What is disturbed perception?
An example of disturbed perception is the misinterpretation or misperception of a shadow, which can be taken for a hole in the ground or the floor. Most probably this misconception comes out of Weak Central coherence, which is also called ‘context blindness’.
Neurotypicals deduce from the context of the situation (light not reaching the floor, because it’s obstructed) that what they see (a hole in the ground) is not what it seems. People with autism often do not take this context into account and take their perception, so to speak, too literally. So, strictly speaking, there’s nothing wrong with the perception itself, the problem is with its interpretation. In other words, in daily life, such as when driving at night, ‘neurotypicals’ do make a leap of faith when assuming the road they can’t see is there, while many people on the spectrum don’t.
Another example of disturbed perception, although it doesn’t call for specific measures, is a mistake some with autism make around windows. They can see someone else through a window but cannot imagine they can be observed vice versa. Workers in the Kannerhuis give two examples.
A trainer relates:
“In the greenhouse I work in, youths outside don’t realize I can see them from the inside.
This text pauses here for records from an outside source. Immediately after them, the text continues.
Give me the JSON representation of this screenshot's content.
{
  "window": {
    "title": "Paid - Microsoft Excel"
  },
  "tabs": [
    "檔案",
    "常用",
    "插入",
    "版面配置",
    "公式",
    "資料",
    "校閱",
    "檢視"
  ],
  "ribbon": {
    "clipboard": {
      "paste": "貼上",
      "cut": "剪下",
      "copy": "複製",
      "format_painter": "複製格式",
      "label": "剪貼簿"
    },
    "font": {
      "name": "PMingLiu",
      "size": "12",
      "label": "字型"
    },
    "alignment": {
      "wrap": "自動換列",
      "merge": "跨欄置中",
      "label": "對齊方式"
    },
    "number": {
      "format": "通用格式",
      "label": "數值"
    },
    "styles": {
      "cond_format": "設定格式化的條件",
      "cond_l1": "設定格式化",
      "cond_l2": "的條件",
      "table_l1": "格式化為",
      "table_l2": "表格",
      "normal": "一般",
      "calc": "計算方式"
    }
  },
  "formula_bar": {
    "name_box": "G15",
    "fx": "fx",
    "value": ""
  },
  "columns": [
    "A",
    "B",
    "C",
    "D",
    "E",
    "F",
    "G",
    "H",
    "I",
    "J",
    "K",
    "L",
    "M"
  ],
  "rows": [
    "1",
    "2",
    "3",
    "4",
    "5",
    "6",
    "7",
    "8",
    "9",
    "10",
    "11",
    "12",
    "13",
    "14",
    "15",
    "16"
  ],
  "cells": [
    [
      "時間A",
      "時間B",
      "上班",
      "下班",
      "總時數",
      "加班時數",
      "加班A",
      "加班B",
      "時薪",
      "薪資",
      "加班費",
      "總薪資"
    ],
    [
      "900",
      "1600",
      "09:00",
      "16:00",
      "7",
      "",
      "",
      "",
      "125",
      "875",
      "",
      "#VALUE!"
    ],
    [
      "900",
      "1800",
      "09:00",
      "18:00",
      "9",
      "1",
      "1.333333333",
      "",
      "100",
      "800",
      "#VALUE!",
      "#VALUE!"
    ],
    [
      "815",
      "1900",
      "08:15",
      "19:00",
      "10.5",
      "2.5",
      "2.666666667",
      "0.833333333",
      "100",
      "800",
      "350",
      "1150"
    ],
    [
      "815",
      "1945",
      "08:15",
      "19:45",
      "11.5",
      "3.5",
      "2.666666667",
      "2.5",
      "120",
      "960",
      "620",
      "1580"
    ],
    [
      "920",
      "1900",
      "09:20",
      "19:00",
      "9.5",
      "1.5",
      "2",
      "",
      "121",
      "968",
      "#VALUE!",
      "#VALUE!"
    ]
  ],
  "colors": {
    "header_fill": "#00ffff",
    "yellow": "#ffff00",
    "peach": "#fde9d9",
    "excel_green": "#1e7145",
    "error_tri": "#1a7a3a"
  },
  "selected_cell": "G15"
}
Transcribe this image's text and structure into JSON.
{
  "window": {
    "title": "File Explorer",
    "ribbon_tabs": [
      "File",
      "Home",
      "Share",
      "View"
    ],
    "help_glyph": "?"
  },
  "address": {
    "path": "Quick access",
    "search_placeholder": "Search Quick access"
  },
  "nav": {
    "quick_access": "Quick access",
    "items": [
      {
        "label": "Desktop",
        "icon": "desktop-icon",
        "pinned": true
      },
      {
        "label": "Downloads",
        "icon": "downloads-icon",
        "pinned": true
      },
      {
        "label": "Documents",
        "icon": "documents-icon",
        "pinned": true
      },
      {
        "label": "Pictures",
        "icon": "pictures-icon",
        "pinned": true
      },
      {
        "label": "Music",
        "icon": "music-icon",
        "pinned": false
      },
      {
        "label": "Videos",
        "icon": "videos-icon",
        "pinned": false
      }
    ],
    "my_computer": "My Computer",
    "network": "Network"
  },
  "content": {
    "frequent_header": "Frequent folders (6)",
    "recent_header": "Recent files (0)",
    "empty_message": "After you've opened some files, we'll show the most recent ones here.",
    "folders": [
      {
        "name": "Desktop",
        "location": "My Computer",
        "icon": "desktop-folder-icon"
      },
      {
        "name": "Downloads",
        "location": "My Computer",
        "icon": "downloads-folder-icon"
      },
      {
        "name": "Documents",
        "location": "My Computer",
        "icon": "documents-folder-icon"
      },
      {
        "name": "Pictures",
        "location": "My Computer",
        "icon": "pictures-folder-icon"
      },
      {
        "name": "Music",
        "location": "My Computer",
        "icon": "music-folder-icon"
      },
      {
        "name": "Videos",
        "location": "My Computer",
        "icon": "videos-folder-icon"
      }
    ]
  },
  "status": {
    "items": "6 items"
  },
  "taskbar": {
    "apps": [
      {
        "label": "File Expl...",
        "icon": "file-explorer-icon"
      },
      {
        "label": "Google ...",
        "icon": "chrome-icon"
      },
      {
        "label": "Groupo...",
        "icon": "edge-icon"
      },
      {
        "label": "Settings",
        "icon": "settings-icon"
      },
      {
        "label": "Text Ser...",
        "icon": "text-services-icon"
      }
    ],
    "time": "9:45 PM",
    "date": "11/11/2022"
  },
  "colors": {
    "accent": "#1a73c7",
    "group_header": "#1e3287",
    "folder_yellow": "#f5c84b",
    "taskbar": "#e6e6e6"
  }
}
They are surprised that, when I come out of the greenhouse, I can tell them what they were doing: How do you know? What is this? Don’t they know that when someone is behind glass he actually is there? Have they taught themselves that beyond a glass plate observations are impossible?”
Tim’s grandfather tells:
“I would enter the house through the back garden. Tim would be told I was coming en would be waiting in the kitchen. As I entered the garden, I saw him behind the wondow. I’d wave, but he wouldn’t wave back. Upon entering the kitchen he would always be surprised to see me, although he could have seen me through the window. It was as if he couldn’t see beyond the window. As he grew up he could look further.”